Most studies have looked at dosages up to 1.5 g/kg; only a few have looked at dosages as high as 2.2–3.3 g/kg. However, even those higher dosages don’t seem to have negative effects in healthy people.
Optimal daily protein intake for athletes and similarly active adults
If you’re physically very active, you need more protein daily than if you were sedentary. The American College of Sports Medicine, the Academy of Nutrition and Dietetics, and the Dietitians of Canada recommend 1.2–2.0 g/kg to optimize recovery from training and to promote the growth and maintenance of lean mass when caloric intake is sufficient. This recommendation is similar to that of the International Society of Sports Nutrition (1.4–2.0 g/kg).
Importantly, it may be better to aim for the higher end of the above ranges. According to the most comprehensive meta-analysis to date on the effects of protein supplementation on muscle mass and strength, the average amount of protein required to maximize lean mass is about 1.6 g/kg, and some people need upwards of 2.2 g/kg. For those interested in a comprehensive breakdown of this study, please refer to our Examine.com Research Digest, Issue 34, Volume 1.
However, only 4 of the 49 included studies were conducted in people with resistance training experience (the other 45 were in newbies). There’s some evidence that female athletes require 1.4–1.7 g/kg, and that amateur bodybuilders require 1.7–2.2 g/kg on their non-training days. Since higher protein intakes don’t seem to have negative effects in healthy people, one may want to err toward the higher amounts.
Protein intake for athletes and similarly active adults
Optimal daily protein intake for muscle gain
Resistance training (such as lifting weights) is of course required for muscle gain: you can’t just feed your muscles what they need to grow; you also need to give them a reason to grow.
Assuming progressive resistance overload and a mild hypercaloric diet (370–800 kcal above maintenance), a few studies suggest you’ll gain less fat if you eat more protein (3.3 g/kg rather than 1.8–2.6 g/kg).
What’s important to understand is that a daily protein intake of 3.3 g/kg isn’t likely to help you build more muscle than a daily protein intake of 1.8–2.6 g/kg. What the higher number can do is help you minimize the fat gains you’ll most likely experience if you eat above maintenance in order to gain (muscle) weight.
Daily protein intake for muscle gain
Optimal daily protein intake for fat loss

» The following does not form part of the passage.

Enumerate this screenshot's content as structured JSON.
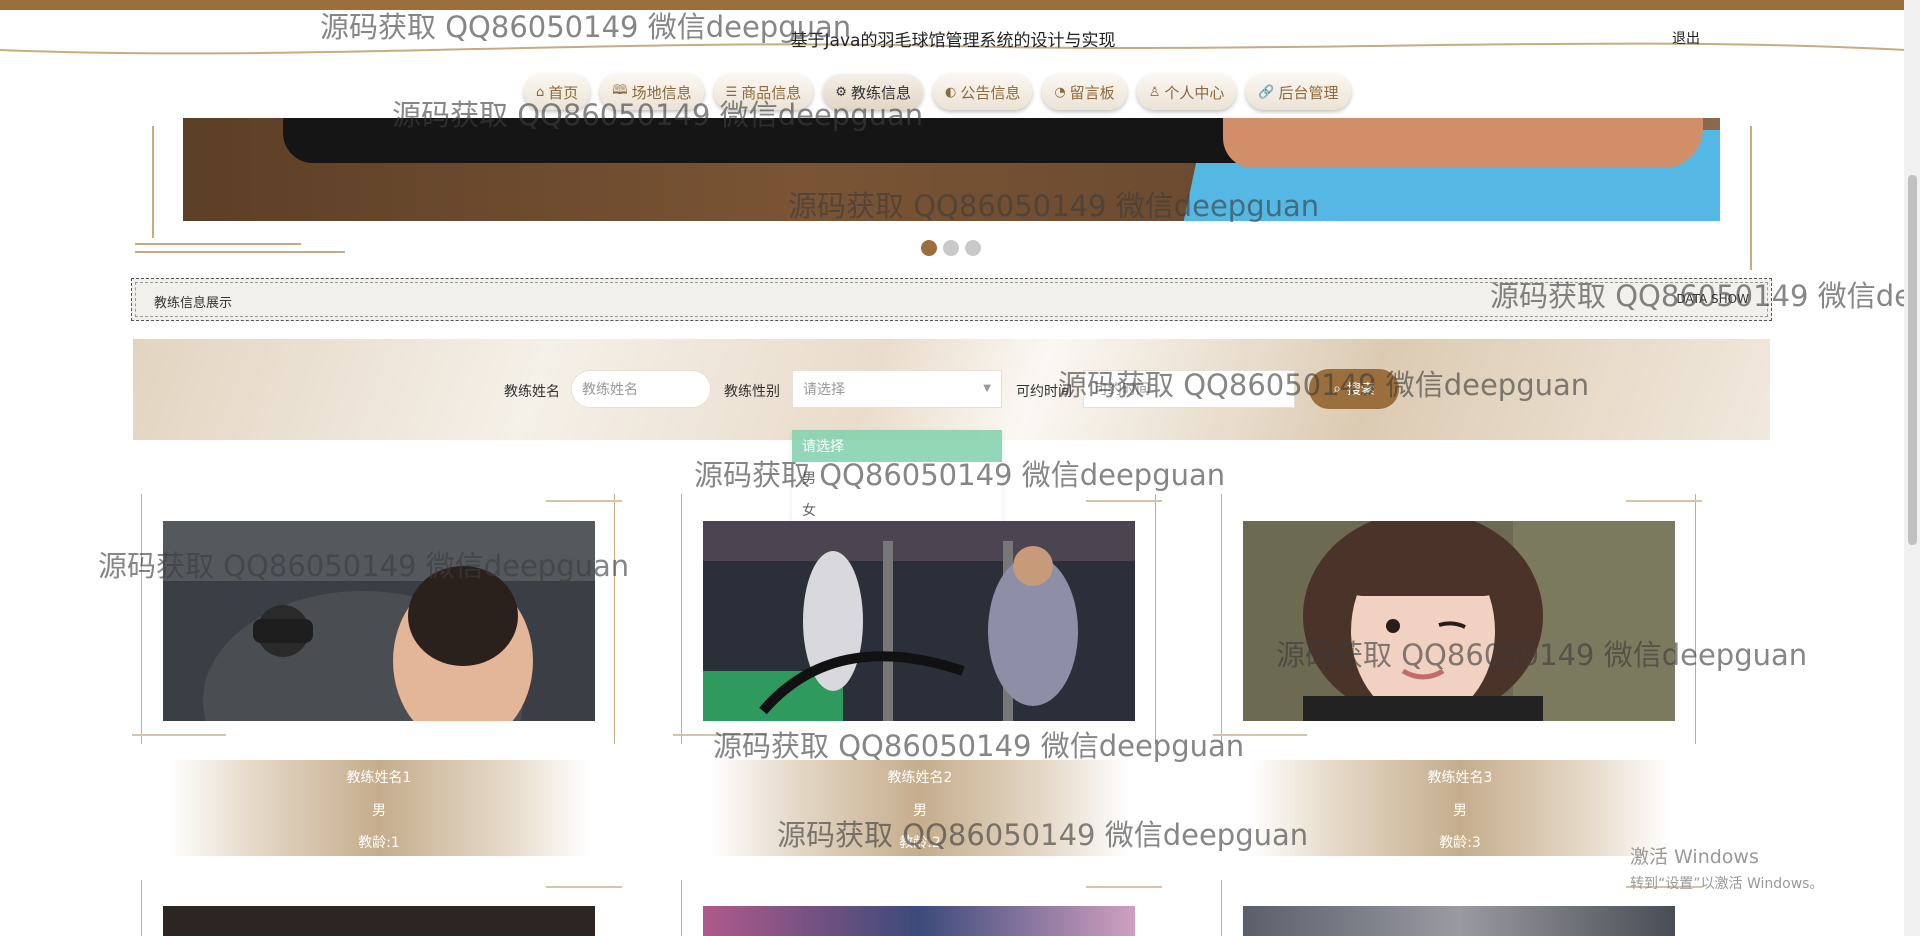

More protein helps preserve lean mass in dieters, especially lean dieters. An early review concluded that, to optimize body composition, dieting athletes should consume 1.8–2.7 g/kg. Later studies have argued that, to minimize lean-mass loss, dieting athletes should consume 2.3–3.1 g/kg (closer to the higher end of the range as leanness and caloric deficit increase). This latter recommendation has been upheld by the International Society of Sports Nutrition and by a review article on bodybuilding contest preparation.
Note that those recommendations are for people who are relatively lean already. Several meta-analyses involving people with overweightness or obesity suggest that 1.2–1.5 g/kg is an appropriate daily protein intake range to maximize fat loss. This range is supported by the European Association for the Study of Obesity, who recommend up to 1.5 g/kg for elderly adults with obesity. It’s important to realize that this range is based on actual body weight, not on lean mass or ideal body weight.
Considering the health risks associated with overweightness and obesity, it is also noteworthy that eating a diet higher in protein (27% vs. 18% of calories) significantly reduces several cardiometabolic risk factors, including waist circumference, blood pressure, triglycerides, and fasting insulin, while also increasing HDL-C and satiety. These effects are small, however, and likely dependent on the amount of body fat one loses.